Deadly clashes have erupted in the north of Somalia's capital, Mogadishu, where government troops are hoping to recover ground recently taken by Islamist insurgents.
AFP - Somali soldiers on Thursday launched a major counter-offensive to recapture recently lost ground from Islamist insurgents in Mogadishu, sparking a fierce battle that left at least 21 civilians dead.
Newly-trained government forces backed by the African Union mission in Somalia (AMISOM) kicked off their operation early in northwestern Mogadishu, drawing a barrage of retaliatory fire from rebel groups, witnesses said.
The internationally-backed government had lost ground last month when insurgents, mainly from the Al Qaeda-inspired Shebab movement, punched through a strategic frontline and closed in on the presidential compound.
"The Somali government forces advanced on the terrorists' strongholds this morning," Colonel Ahmed Ibrahim, a government security official, told AFP.
"They took control of several neighbourhoods which had been held by the rebels and the fighting is still going on. There are several bodies strewn across the streets," he added.
Medical sources counted at least 21 civilian deaths after the first few hours of fighting but expected the toll to rise, with no immediate information on combatant casualties and several areas impossible to access independently.
"Today's clashes are very heavy. The artillery and mortar fire exchanged by both sides is reaching distant neighbourhoods," Ali Muse, head of Mogadishu's ambulance services, told AFP.
"Our teams have so far collected 16 dead civilians and 59 wounded," he said. "But the toll is likely to be higher since the fighting is continuing."
Duniya Ali, an official at Mogadishu’s main Medina hospital, also said that five of the wounded brought in Thursday morning had died of their wounds, among them three children.
This year alone hundreds of civilians have died in the crossfire as a result of both insurgent attacks and retaliatory fire by African Union or government forces.
Thousands have been killed in such incidents over the past three years and hundreds of thousands forced out of the city into crowded camps.
On May 21-22, even as President Sharif Sheikh Ahmed was in Turkey mustering further support for his embattled transitional federal government (TFG), the Shebab and its Hezb al-Islam allies launched a devastating attack in Mogadishu.
They seized large swathes of the Shibis and Bondhere neighbourhoods, moving them within barely more than a stone's throw of the shrivelling perimetre housing the presidency and other key institutions.
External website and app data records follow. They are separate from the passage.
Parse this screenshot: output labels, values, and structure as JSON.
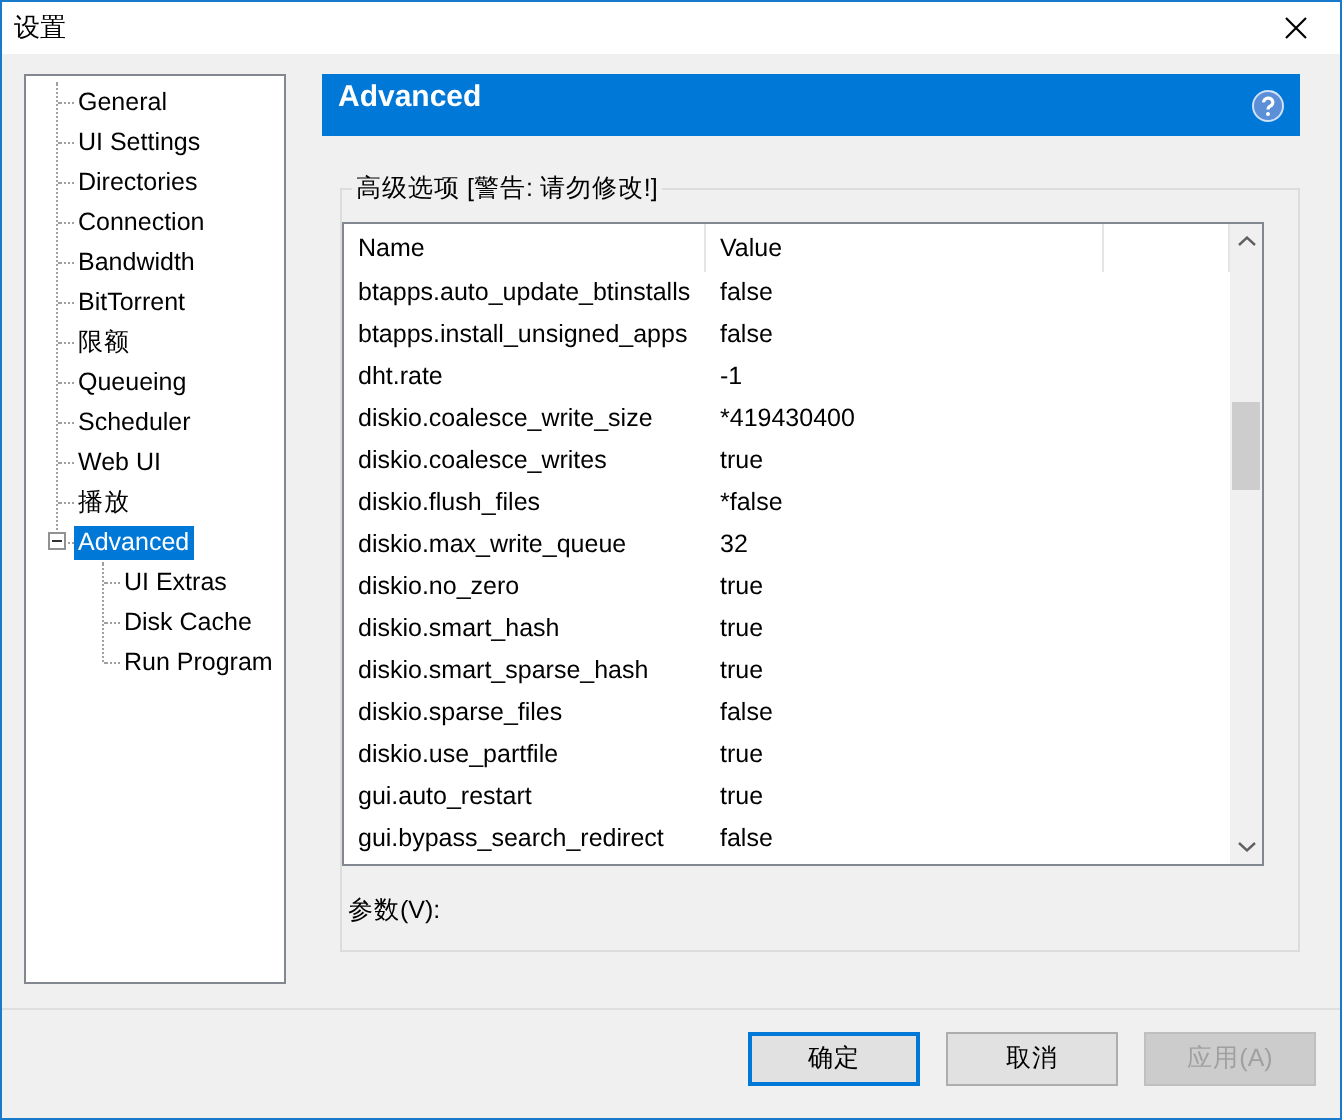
{
  "window": {
    "title": "设置"
  },
  "tree": [
    {
      "label": "General",
      "selected": false
    },
    {
      "label": "UI Settings",
      "selected": false
    },
    {
      "label": "Directories",
      "selected": false
    },
    {
      "label": "Connection",
      "selected": false
    },
    {
      "label": "Bandwidth",
      "selected": false
    },
    {
      "label": "BitTorrent",
      "selected": false
    },
    {
      "label": "限额",
      "selected": false
    },
    {
      "label": "Queueing",
      "selected": false
    },
    {
      "label": "Scheduler",
      "selected": false
    },
    {
      "label": "Web UI",
      "selected": false
    },
    {
      "label": "播放",
      "selected": false
    },
    {
      "label": "Advanced",
      "selected": true,
      "expanded": true,
      "children": [
        {
          "label": "UI Extras",
          "selected": false
        },
        {
          "label": "Disk Cache",
          "selected": false
        },
        {
          "label": "Run Program",
          "selected": false
        }
      ]
    }
  ],
  "panel": {
    "title": "Advanced",
    "group_title": "高级选项 [警告: 请勿修改!]"
  },
  "table": {
    "columns": [
      "Name",
      "Value"
    ],
    "rows": [
      [
        "btapps.auto_update_btinstalls",
        "false"
      ],
      [
        "btapps.install_unsigned_apps",
        "false"
      ],
      [
        "dht.rate",
        "-1"
      ],
      [
        "diskio.coalesce_write_size",
        "*419430400"
      ],
      [
        "diskio.coalesce_writes",
        "true"
      ],
      [
        "diskio.flush_files",
        "*false"
      ],
      [
        "diskio.max_write_queue",
        "32"
      ],
      [
        "diskio.no_zero",
        "true"
      ],
      [
        "diskio.smart_hash",
        "true"
      ],
      [
        "diskio.smart_sparse_hash",
        "true"
      ],
      [
        "diskio.sparse_files",
        "false"
      ],
      [
        "diskio.use_partfile",
        "true"
      ],
      [
        "gui.auto_restart",
        "true"
      ],
      [
        "gui.bypass_search_redirect",
        "false"
      ]
    ]
  },
  "value_label": "参数(V):",
  "buttons": [
    {
      "label": "确定",
      "disabled": false,
      "default": true
    },
    {
      "label": "取消",
      "disabled": false,
      "default": false
    },
    {
      "label": "应用(A)",
      "disabled": true,
      "default": false
    }
  ]
}
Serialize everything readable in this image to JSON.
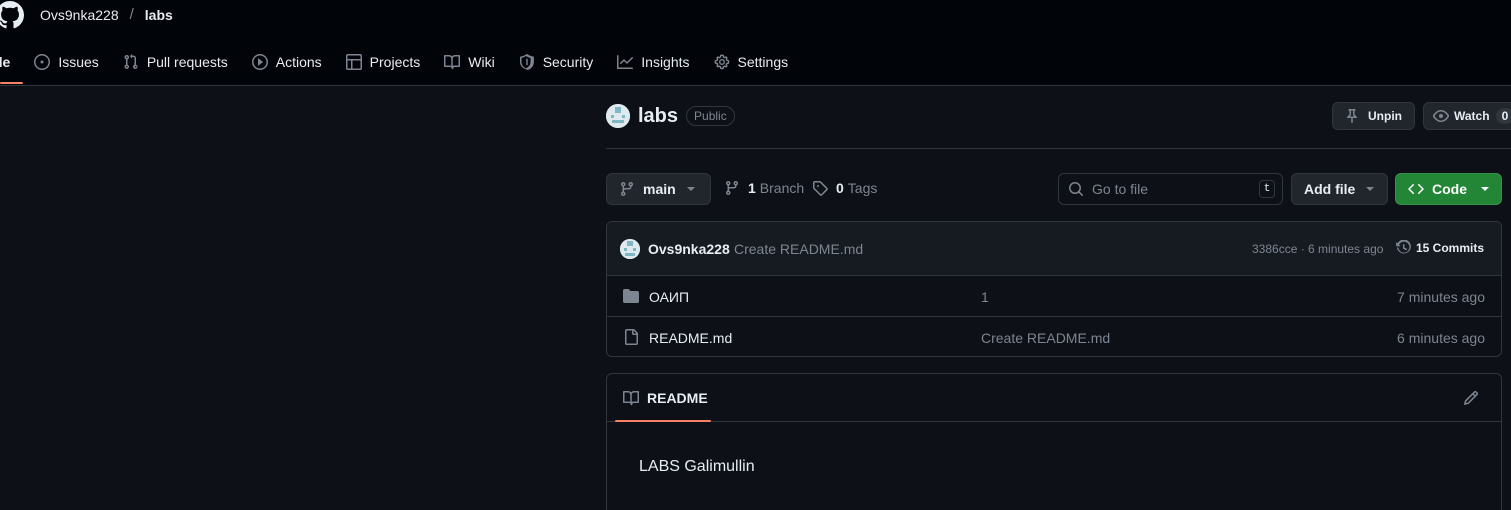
{
  "header": {
    "owner": "Ovs9nka228",
    "separator": "/",
    "repo": "labs"
  },
  "nav": {
    "code": "de",
    "issues": "Issues",
    "pull_requests": "Pull requests",
    "actions": "Actions",
    "projects": "Projects",
    "wiki": "Wiki",
    "security": "Security",
    "insights": "Insights",
    "settings": "Settings"
  },
  "repo": {
    "name": "labs",
    "visibility": "Public",
    "unpin_label": "Unpin",
    "watch_label": "Watch",
    "watch_count": "0"
  },
  "toolbar": {
    "branch": "main",
    "branch_count": "1",
    "branch_label": "Branch",
    "tag_count": "0",
    "tag_label": "Tags",
    "search_placeholder": "Go to file",
    "search_shortcut": "t",
    "add_file_label": "Add file",
    "code_label": "Code"
  },
  "latest_commit": {
    "author": "Ovs9nka228",
    "message": "Create README.md",
    "meta": "3386cce · 6 minutes ago",
    "commits_count": "15 Commits"
  },
  "files": [
    {
      "type": "folder",
      "name": "ОАИП",
      "commit": "1",
      "age": "7 minutes ago"
    },
    {
      "type": "file",
      "name": "README.md",
      "commit": "Create README.md",
      "age": "6 minutes ago"
    }
  ],
  "readme": {
    "tab_label": "README",
    "content": "LABS Galimullin"
  },
  "colors": {
    "background": "#0d1117",
    "header_bg": "#010409",
    "border": "#30363d",
    "accent_underline": "#f78166",
    "code_button": "#238636",
    "muted_text": "#7d8590"
  },
  "icons": {
    "logo": "github-mark-icon",
    "issues": "issue-opened-icon",
    "pull_requests": "git-pull-request-icon",
    "actions": "play-icon",
    "projects": "table-icon",
    "wiki": "book-icon",
    "security": "shield-icon",
    "insights": "graph-icon",
    "settings": "gear-icon"
  }
}
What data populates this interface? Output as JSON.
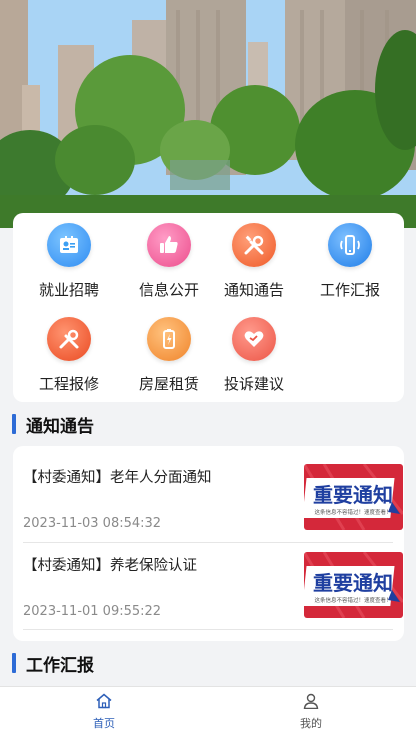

It also gave them a strategic vantage point over Mogadishu port and the ability to disrupt supplies to the government and AMISOM.
AMISOM said at the time that the insurgents had crossed "a red line" and that the rebel advance warranted tough reprisals.